Media, the Internet and the Filipino Youth
In the midst of these issues, young people tend to rely more and more on their peers and on the media in determining what is right and wrong. The McCann-Erickson Study (cited in Philippine Commission on Population, 2003) confirmed that media is indeed becoming the guide of young people in determining what is right and what is wrong. The priorities and the things considered by youth as important are heavily influenced by media. This is supported by the findings of the Young Adults Fertility and Sexuality Survey III (Ogena and Berja, 2003).
Different forms of media are highly accessible to Filipino youth. TV viewing is very high among young people—they can spend up to 14 hours daily in watching TV shows. The Internet is being used more in urban areas and by students. Unfortunately, only about 6% of young people are using the Internet and most of them are found in the urban areas. This creates a kind of technological divide among the youth. In 2002, only about one in every five youth used Internet for various reasons. In the Metro Manila area, 15% of youth use the Internet. Notably, around 55% of young people have been exposed to pornographic materials through the media they have been exposed to (Ogena and Berja, 2003).

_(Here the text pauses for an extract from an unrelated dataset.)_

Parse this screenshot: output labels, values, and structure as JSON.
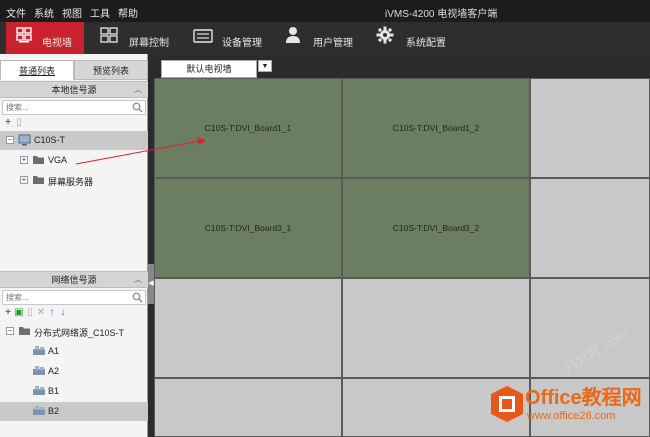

From a general discussion of the situation of Filipino youth, we now move into the Internet and the characteristics of young people that can be gleaned from their usage of the Internet. According to Toral (2007) of digitalfilipino.com, there are three main reasons why young Filipinos (25 years old and below) are using the Internet: research, social networking and gaming.
Research is still the number one reason for surfing the Web. This is followed closely by social networking and gaming. Although a number of the respondents already have computers and internet access at home, 57% of them still prefer to go to Internet cafes. On the average, a Filipino youth spends P350 per month for Internet access. Seventy-five (75) percent of the respondents of the study are online gamers. Depending on the extent of their addiction to online gaming, they may spend anywhere between 2 to 12 hours a day in an internet café just playing video games. But the average number of hours spent is 12 hours per week (Toral, 2007).
Popular Websites among Filipino Youth
Among the respondents in Toral’s study, Friendster is considered s the most popular. Friendster is one of the most effective social networking sites. Young people can easily meet online friends, share photos, music, and they can even publish their thoughts though the Friendster blog. Friendster integrates email, photos, and even chat. Even the youngest among young people are using friendster as a social networking site.
Yahoo messenger follows Friendster in terms of popularity. We still have teenagers spending hours on the landline phone, but chatting via Yahoo Messenger is now more popular. YahooMail is on the third spot in the honor roll of most popular websites, followed by Google, which is a very useful research website. Also worth mentioning are YouTube, a video-streaming website; Wikipedia, an online editable encyclopedia, and MSN messenger, which is another chat provider.